_DATA_
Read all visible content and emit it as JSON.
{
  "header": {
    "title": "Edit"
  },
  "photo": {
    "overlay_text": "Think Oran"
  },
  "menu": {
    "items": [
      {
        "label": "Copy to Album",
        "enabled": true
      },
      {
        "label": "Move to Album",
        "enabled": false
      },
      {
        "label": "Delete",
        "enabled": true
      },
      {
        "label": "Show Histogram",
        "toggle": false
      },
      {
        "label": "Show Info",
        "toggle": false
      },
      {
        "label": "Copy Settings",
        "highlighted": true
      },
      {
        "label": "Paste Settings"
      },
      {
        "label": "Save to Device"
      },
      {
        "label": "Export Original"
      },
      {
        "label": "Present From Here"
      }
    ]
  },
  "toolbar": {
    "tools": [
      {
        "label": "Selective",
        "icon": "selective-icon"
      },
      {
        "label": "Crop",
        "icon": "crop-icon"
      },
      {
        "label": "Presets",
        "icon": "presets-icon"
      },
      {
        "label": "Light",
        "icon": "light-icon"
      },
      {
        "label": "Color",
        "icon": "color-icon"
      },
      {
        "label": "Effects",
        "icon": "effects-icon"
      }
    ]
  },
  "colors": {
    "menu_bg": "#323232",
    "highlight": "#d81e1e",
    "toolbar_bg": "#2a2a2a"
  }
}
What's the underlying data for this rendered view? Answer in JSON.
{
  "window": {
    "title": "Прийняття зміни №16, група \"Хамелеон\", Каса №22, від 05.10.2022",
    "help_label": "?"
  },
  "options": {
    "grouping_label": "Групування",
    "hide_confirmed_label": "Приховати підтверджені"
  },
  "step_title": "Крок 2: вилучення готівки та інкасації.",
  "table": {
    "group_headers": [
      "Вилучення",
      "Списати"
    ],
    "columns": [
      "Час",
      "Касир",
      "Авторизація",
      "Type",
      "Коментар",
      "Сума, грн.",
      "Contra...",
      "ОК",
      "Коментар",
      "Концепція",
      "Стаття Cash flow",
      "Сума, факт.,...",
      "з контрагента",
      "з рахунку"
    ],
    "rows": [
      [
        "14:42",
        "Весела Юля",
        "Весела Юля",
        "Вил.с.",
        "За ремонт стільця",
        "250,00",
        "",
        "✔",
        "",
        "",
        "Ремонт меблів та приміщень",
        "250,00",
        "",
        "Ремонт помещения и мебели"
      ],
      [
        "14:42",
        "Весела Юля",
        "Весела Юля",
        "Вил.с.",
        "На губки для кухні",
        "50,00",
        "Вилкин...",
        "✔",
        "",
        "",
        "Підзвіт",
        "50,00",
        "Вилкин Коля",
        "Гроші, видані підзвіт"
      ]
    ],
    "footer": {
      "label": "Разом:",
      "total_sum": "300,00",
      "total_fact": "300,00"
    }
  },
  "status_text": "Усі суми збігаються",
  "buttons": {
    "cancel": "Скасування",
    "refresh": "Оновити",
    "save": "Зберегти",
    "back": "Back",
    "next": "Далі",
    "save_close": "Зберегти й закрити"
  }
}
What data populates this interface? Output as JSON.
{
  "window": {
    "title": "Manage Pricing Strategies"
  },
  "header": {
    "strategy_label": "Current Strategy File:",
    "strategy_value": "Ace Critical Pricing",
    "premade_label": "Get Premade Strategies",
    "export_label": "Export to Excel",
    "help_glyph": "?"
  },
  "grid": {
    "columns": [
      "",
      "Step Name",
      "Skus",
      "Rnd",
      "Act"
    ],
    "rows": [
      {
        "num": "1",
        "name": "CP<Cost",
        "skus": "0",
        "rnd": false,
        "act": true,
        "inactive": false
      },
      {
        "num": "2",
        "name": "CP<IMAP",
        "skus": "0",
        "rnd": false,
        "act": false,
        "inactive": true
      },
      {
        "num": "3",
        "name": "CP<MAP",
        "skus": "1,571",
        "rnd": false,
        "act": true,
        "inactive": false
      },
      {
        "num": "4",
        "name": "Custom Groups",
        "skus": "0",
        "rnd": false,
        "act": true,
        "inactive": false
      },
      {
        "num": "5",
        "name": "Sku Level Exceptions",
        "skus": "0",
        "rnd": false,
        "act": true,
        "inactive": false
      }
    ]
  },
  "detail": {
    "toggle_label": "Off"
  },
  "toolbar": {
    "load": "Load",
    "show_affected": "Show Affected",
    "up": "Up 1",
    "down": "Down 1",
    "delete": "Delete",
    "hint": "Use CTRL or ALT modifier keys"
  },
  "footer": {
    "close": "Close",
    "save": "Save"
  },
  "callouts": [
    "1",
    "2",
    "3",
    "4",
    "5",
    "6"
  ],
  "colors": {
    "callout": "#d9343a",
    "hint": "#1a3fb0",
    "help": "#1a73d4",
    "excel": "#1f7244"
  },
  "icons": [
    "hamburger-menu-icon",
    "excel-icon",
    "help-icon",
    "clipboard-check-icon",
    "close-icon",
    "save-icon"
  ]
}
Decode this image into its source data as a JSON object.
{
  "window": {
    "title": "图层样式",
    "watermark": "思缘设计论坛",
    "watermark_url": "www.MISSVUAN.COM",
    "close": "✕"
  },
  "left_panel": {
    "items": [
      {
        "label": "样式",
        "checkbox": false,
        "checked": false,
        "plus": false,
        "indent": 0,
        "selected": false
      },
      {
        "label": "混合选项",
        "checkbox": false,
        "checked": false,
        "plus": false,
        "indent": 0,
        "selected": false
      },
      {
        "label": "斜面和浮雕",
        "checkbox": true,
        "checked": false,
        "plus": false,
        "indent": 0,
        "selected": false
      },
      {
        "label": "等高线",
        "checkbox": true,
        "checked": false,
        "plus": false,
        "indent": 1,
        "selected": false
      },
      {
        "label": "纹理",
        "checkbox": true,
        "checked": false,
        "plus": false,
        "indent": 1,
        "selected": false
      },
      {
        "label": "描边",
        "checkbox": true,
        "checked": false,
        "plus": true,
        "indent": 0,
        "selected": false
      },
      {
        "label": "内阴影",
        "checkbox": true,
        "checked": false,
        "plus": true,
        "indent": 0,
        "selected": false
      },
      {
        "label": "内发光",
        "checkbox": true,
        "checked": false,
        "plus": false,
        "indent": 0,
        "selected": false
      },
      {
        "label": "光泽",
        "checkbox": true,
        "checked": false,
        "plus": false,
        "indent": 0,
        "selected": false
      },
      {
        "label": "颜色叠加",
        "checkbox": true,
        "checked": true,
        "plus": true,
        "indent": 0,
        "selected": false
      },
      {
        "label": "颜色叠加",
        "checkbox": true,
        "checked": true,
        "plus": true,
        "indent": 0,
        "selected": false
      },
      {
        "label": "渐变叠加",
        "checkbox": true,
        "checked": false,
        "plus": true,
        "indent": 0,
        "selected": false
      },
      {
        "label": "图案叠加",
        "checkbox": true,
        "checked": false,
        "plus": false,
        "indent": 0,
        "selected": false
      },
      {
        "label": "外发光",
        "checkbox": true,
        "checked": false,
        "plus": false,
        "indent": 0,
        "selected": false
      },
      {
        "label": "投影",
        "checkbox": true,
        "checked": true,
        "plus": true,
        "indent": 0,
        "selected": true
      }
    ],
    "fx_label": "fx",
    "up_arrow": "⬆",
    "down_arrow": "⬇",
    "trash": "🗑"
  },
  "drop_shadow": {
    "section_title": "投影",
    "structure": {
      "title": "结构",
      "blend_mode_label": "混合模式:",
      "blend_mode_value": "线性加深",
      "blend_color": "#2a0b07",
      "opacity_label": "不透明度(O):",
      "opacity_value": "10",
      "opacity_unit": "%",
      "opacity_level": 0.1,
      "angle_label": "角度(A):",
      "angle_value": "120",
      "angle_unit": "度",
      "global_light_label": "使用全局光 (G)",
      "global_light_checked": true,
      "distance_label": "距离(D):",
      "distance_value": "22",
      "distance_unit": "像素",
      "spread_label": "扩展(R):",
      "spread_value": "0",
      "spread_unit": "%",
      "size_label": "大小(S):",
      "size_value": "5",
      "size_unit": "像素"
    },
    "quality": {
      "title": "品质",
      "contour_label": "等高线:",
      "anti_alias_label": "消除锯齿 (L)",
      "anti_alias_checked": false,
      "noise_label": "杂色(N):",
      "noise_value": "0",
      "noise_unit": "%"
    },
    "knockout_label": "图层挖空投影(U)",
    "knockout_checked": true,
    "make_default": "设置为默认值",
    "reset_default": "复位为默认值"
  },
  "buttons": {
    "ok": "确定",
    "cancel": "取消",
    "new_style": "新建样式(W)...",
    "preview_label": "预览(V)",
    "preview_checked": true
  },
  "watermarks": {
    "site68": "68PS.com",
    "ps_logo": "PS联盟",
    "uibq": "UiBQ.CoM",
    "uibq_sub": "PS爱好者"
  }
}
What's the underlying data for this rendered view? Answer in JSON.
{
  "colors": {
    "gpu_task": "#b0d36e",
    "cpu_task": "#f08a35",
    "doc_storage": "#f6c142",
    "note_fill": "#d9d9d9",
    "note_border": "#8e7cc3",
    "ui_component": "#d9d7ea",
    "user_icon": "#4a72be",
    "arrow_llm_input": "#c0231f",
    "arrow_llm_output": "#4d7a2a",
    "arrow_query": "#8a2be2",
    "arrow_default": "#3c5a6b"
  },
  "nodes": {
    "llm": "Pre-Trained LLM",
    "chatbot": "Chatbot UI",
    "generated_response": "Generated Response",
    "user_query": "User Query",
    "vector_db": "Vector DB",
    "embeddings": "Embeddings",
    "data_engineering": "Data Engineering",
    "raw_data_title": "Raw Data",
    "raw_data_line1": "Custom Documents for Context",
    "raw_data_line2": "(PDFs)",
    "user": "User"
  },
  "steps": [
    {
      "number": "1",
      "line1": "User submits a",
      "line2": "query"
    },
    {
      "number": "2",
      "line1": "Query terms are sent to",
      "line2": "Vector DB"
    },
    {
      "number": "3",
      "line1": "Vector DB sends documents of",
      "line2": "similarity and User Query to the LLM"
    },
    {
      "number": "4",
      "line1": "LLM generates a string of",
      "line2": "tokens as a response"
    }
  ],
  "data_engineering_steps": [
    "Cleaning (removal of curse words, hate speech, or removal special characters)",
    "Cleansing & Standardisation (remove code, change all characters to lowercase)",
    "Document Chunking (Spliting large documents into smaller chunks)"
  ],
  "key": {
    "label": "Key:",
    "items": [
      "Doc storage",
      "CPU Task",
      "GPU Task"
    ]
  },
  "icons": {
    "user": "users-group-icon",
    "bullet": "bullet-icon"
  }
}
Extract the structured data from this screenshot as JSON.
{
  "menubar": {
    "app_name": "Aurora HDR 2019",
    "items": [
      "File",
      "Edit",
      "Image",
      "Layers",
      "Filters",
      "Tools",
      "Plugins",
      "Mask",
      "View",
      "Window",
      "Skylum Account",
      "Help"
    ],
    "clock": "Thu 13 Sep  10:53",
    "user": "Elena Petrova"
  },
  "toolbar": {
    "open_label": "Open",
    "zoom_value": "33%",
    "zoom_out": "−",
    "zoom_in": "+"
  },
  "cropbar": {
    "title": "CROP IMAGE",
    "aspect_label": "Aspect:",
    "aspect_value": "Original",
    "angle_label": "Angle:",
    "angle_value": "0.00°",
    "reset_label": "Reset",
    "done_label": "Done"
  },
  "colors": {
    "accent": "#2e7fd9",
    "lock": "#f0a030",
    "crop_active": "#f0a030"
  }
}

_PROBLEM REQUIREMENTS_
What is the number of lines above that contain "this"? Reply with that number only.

_PROBLEM SOLUTION_
5